The Holy Grail by the nineteenth-century Pre-Raphaelite painter Gabriel Rossetti.
Early Christian tradition holds that Jesus' follower Mary Magdalene collected Christ's blood in a sacred vessel after the Crucifixion. In this version of the story, the vessel is not the cup of the Last Supper, but an oil or ointment container. The Gospels describe how a woman, usually identified as Mary Magdalene, prepared Jesus for his martyrdom by anointing him with spikenard, an aromatic oil or balm, and the vessel she is said to have used to collect Christ’s blood was the jar that had contained this oil. From the early Middle Ages, Mary’s sacred vessel has been depicted by artists as a variety of receptacles, such as spice pots, perfume jars, and ointment cups. The word used in the English translation of the Bible for Mary’s ungent vessel is "box", although the earlier Latin Bible uses the word alabastrum, the Roman name for a container for perfumes or scented oils, so called because they were usually made from alabaster. Such receptacles were fashioned in a variety of shapes and sizes; not only boxes, but also flasks, pots, and jars.

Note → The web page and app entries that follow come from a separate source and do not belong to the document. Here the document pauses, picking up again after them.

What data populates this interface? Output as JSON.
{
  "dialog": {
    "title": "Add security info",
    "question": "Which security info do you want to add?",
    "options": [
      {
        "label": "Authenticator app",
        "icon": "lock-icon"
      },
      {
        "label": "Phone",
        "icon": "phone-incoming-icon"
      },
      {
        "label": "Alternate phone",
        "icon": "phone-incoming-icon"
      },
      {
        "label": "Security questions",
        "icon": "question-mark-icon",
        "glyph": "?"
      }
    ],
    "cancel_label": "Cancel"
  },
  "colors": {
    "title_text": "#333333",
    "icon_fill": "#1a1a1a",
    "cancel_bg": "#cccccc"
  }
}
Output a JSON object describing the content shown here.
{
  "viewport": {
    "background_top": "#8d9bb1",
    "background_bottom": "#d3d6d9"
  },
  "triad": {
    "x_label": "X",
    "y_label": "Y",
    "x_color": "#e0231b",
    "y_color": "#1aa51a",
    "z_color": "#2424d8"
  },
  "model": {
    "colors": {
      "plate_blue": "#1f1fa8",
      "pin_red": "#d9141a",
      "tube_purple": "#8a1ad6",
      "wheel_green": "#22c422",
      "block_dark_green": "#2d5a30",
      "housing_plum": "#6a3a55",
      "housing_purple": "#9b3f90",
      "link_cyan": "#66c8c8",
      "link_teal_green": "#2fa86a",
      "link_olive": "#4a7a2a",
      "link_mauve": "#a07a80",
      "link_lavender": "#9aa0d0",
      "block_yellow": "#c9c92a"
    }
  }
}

The Holy Grail and the Chalice of Magdalene
For centuries artists have portrayed Mary Magdalene with her sacred vessel, that has been depicted as a variety of receptacles. For example: in 1317 the medieval Italian painter Simone Martini depicted it as a spice pot (above left); in 1525 the Italian Renaissance artist Bernardino Luini depicted it as a perfume jar (center); and in 1859 the English Pre-Raphaelite painter Frederick Sandys depicted it as an ointment cup (right).
Originally called the Marian Chalice, meaning the Chalice of Mary Magdalene, Mary's sacred vessel was believed to have been sealed up in Jesus’ empty tomb where it remained for almost four hundred years. After the Roman emperor Constantine the Great converted to Christianity in the early fourth century, his mother the Empress Helena ordered the excavation of the Holy Sepulchre, the purported site of Christ’s tomb in Jerusalem. During the excavation a cup was found which many believed to be the Marian Chalice. It was taken to Rome where it was believed to possess miraculous healing powers.
The Marian Chalice, or Chalice of Magdalene, remained in Rome until the city was sacked by the barbarians in AD 410. Along with other treasures, it was taken from the city in an armed convoy of carts and brought to the safety of Britain, the last outpost of Roman civilization in Western Europe. What then happened to the sacred relic went unrecorded, but well into the Middle Ages the legend persisted that it was still hidden somewhere in the British Isles. (See also> Holy Relics)
The Chalice of Magdalene leaves Rome. Illustration by Dan Shadrake.